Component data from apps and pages

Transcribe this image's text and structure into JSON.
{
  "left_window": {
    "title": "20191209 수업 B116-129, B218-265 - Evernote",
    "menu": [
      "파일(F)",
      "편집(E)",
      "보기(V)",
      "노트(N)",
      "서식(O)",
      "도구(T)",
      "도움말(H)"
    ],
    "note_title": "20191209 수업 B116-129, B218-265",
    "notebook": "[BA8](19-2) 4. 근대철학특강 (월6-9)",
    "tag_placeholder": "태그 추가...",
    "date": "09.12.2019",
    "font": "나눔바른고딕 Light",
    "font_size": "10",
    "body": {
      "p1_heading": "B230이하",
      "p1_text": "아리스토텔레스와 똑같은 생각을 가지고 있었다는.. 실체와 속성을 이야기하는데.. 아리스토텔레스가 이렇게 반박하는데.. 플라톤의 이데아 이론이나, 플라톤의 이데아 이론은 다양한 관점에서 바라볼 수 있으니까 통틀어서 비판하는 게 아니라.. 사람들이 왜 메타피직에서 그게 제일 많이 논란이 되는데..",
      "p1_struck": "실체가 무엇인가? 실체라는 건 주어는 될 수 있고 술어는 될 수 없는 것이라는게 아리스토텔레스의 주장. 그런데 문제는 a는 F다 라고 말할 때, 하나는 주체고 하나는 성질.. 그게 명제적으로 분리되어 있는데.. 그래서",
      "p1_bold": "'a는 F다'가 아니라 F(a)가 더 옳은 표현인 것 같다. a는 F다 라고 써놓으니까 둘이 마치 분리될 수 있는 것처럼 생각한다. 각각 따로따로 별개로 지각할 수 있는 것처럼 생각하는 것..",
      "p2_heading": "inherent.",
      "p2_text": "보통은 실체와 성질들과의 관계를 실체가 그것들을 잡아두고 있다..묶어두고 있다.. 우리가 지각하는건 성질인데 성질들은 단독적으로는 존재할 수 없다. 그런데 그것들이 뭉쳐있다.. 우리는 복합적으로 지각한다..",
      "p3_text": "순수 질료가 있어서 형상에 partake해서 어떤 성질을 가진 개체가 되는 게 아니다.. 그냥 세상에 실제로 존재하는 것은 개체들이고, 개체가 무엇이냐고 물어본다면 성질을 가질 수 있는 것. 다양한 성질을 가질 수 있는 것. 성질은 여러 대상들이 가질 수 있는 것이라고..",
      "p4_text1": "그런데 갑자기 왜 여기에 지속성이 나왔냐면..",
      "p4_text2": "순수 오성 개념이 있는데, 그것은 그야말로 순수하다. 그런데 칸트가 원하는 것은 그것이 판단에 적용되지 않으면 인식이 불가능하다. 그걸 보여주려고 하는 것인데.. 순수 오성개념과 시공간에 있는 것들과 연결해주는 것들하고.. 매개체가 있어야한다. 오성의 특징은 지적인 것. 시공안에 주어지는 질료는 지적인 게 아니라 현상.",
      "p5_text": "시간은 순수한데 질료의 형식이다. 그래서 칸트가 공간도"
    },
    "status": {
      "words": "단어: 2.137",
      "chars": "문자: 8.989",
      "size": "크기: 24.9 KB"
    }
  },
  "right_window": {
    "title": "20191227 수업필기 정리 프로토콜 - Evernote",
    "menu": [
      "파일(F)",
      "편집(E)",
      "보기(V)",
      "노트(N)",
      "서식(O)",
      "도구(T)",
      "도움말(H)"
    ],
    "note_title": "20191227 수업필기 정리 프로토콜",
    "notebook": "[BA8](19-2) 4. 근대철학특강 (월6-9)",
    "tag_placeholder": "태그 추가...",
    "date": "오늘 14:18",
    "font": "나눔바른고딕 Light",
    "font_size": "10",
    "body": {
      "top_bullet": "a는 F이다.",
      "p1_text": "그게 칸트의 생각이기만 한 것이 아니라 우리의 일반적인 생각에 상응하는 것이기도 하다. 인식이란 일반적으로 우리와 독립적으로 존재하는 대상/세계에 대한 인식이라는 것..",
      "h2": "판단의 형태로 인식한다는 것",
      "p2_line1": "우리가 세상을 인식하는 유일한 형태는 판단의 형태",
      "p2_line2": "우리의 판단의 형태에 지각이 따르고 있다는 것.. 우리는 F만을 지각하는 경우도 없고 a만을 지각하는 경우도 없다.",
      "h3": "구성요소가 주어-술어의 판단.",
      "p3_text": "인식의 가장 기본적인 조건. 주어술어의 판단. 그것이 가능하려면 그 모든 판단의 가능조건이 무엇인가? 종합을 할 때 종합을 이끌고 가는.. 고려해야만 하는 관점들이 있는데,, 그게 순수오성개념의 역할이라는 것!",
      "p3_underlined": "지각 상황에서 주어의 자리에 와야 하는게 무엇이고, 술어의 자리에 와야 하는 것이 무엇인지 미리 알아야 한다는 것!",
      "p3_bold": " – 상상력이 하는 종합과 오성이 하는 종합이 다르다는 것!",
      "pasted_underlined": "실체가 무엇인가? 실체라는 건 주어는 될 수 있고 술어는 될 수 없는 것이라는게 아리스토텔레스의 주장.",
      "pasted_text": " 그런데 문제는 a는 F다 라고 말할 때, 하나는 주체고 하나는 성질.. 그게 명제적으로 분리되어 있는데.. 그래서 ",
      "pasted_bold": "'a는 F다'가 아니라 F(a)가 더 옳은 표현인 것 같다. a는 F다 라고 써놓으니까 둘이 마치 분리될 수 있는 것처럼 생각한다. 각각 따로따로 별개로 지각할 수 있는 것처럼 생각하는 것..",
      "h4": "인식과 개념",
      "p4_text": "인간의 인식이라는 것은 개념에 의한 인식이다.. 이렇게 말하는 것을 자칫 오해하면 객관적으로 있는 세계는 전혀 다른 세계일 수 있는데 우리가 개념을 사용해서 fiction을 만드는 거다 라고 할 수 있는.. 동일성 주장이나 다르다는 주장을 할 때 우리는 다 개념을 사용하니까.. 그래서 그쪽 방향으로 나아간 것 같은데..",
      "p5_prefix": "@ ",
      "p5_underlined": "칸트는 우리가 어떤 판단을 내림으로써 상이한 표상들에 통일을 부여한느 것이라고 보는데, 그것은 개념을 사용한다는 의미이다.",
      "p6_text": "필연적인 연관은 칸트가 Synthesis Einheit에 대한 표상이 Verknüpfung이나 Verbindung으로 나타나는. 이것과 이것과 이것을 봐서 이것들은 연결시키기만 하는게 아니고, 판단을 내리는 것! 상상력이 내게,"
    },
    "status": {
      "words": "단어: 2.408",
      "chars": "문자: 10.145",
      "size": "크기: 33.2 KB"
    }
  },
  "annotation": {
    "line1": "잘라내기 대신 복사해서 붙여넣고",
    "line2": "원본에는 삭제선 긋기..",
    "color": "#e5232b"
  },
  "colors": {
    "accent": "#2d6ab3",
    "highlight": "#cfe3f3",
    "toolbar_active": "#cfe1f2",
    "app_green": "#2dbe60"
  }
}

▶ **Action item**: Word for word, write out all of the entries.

▶ **Response to the exercise**:
Transcribe this image's text and structure into JSON.
{
  "left_window": {
    "title": "20191209 수업 B116-129, B218-265 - Evernote",
    "menu": [
      "파일(F)",
      "편집(E)",
      "보기(V)",
      "노트(N)",
      "서식(O)",
      "도구(T)",
      "도움말(H)"
    ],
    "note_title": "20191209 수업 B116-129, B218-265",
    "notebook": "[BA8](19-2) 4. 근대철학특강 (월6-9)",
    "tag_placeholder": "태그 추가...",
    "date": "09.12.2019",
    "font": "나눔바른고딕 Light",
    "font_size": "10",
    "body": {
      "p1_heading": "B230이하",
      "p1_text": "아리스토텔레스와 똑같은 생각을 가지고 있었다는.. 실체와 속성을 이야기하는데.. 아리스토텔레스가 이렇게 반박하는데.. 플라톤의 이데아 이론이나, 플라톤의 이데아 이론은 다양한 관점에서 바라볼 수 있으니까 통틀어서 비판하는 게 아니라.. 사람들이 왜 메타피직에서 그게 제일 많이 논란이 되는데..",
      "p1_struck": "실체가 무엇인가? 실체라는 건 주어는 될 수 있고 술어는 될 수 없는 것이라는게 아리스토텔레스의 주장. 그런데 문제는 a는 F다 라고 말할 때, 하나는 주체고 하나는 성질.. 그게 명제적으로 분리되어 있는데.. 그래서",
      "p1_bold": "'a는 F다'가 아니라 F(a)가 더 옳은 표현인 것 같다. a는 F다 라고 써놓으니까 둘이 마치 분리될 수 있는 것처럼 생각한다. 각각 따로따로 별개로 지각할 수 있는 것처럼 생각하는 것..",
      "p2_heading": "inherent.",
      "p2_text": "보통은 실체와 성질들과의 관계를 실체가 그것들을 잡아두고 있다..묶어두고 있다.. 우리가 지각하는건 성질인데 성질들은 단독적으로는 존재할 수 없다. 그런데 그것들이 뭉쳐있다.. 우리는 복합적으로 지각한다..",
      "p3_text": "순수 질료가 있어서 형상에 partake해서 어떤 성질을 가진 개체가 되는 게 아니다.. 그냥 세상에 실제로 존재하는 것은 개체들이고, 개체가 무엇이냐고 물어본다면 성질을 가질 수 있는 것. 다양한 성질을 가질 수 있는 것. 성질은 여러 대상들이 가질 수 있는 것이라고..",
      "p4_text1": "그런데 갑자기 왜 여기에 지속성이 나왔냐면..",
      "p4_text2": "순수 오성 개념이 있는데, 그것은 그야말로 순수하다. 그런데 칸트가 원하는 것은 그것이 판단에 적용되지 않으면 인식이 불가능하다. 그걸 보여주려고 하는 것인데.. 순수 오성개념과 시공간에 있는 것들과 연결해주는 것들하고.. 매개체가 있어야한다. 오성의 특징은 지적인 것. 시공안에 주어지는 질료는 지적인 게 아니라 현상.",
      "p5_text": "시간은 순수한데 질료의 형식이다. 그래서 칸트가 공간도"
    },
    "status": {
      "words": "단어: 2.137",
      "chars": "문자: 8.989",
      "size": "크기: 24.9 KB"
    }
  },
  "right_window": {
    "title": "20191227 수업필기 정리 프로토콜 - Evernote",
    "menu": [
      "파일(F)",
      "편집(E)",
      "보기(V)",
      "노트(N)",
      "서식(O)",
      "도구(T)",
      "도움말(H)"
    ],
    "note_title": "20191227 수업필기 정리 프로토콜",
    "notebook": "[BA8](19-2) 4. 근대철학특강 (월6-9)",
    "tag_placeholder": "태그 추가...",
    "date": "오늘 14:18",
    "font": "나눔바른고딕 Light",
    "font_size": "10",
    "body": {
      "top_bullet": "a는 F이다.",
      "p1_text": "그게 칸트의 생각이기만 한 것이 아니라 우리의 일반적인 생각에 상응하는 것이기도 하다. 인식이란 일반적으로 우리와 독립적으로 존재하는 대상/세계에 대한 인식이라는 것..",
      "h2": "판단의 형태로 인식한다는 것",
      "p2_line1": "우리가 세상을 인식하는 유일한 형태는 판단의 형태",
      "p2_line2": "우리의 판단의 형태에 지각이 따르고 있다는 것.. 우리는 F만을 지각하는 경우도 없고 a만을 지각하는 경우도 없다.",
      "h3": "구성요소가 주어-술어의 판단.",
      "p3_text": "인식의 가장 기본적인 조건. 주어술어의 판단. 그것이 가능하려면 그 모든 판단의 가능조건이 무엇인가? 종합을 할 때 종합을 이끌고 가는.. 고려해야만 하는 관점들이 있는데,, 그게 순수오성개념의 역할이라는 것!",
      "p3_underlined": "지각 상황에서 주어의 자리에 와야 하는게 무엇이고, 술어의 자리에 와야 하는 것이 무엇인지 미리 알아야 한다는 것!",
      "p3_bold": " – 상상력이 하는 종합과 오성이 하는 종합이 다르다는 것!",
      "pasted_underlined": "실체가 무엇인가? 실체라는 건 주어는 될 수 있고 술어는 될 수 없는 것이라는게 아리스토텔레스의 주장.",
      "pasted_text": " 그런데 문제는 a는 F다 라고 말할 때, 하나는 주체고 하나는 성질.. 그게 명제적으로 분리되어 있는데.. 그래서 ",
      "pasted_bold": "'a는 F다'가 아니라 F(a)가 더 옳은 표현인 것 같다. a는 F다 라고 써놓으니까 둘이 마치 분리될 수 있는 것처럼 생각한다. 각각 따로따로 별개로 지각할 수 있는 것처럼 생각하는 것..",
      "h4": "인식과 개념",
      "p4_text": "인간의 인식이라는 것은 개념에 의한 인식이다.. 이렇게 말하는 것을 자칫 오해하면 객관적으로 있는 세계는 전혀 다른 세계일 수 있는데 우리가 개념을 사용해서 fiction을 만드는 거다 라고 할 수 있는.. 동일성 주장이나 다르다는 주장을 할 때 우리는 다 개념을 사용하니까.. 그래서 그쪽 방향으로 나아간 것 같은데..",
      "p5_prefix": "@ ",
      "p5_underlined": "칸트는 우리가 어떤 판단을 내림으로써 상이한 표상들에 통일을 부여한느 것이라고 보는데, 그것은 개념을 사용한다는 의미이다.",
      "p6_text": "필연적인 연관은 칸트가 Synthesis Einheit에 대한 표상이 Verknüpfung이나 Verbindung으로 나타나는. 이것과 이것과 이것을 봐서 이것들은 연결시키기만 하는게 아니고, 판단을 내리는 것! 상상력이 내게,"
    },
    "status": {
      "words": "단어: 2.408",
      "chars": "문자: 10.145",
      "size": "크기: 33.2 KB"
    }
  },
  "annotation": {
    "line1": "잘라내기 대신 복사해서 붙여넣고",
    "line2": "원본에는 삭제선 긋기..",
    "color": "#e5232b"
  },
  "colors": {
    "accent": "#2d6ab3",
    "highlight": "#cfe3f3",
    "toolbar_active": "#cfe1f2",
    "app_green": "#2dbe60"
  }
}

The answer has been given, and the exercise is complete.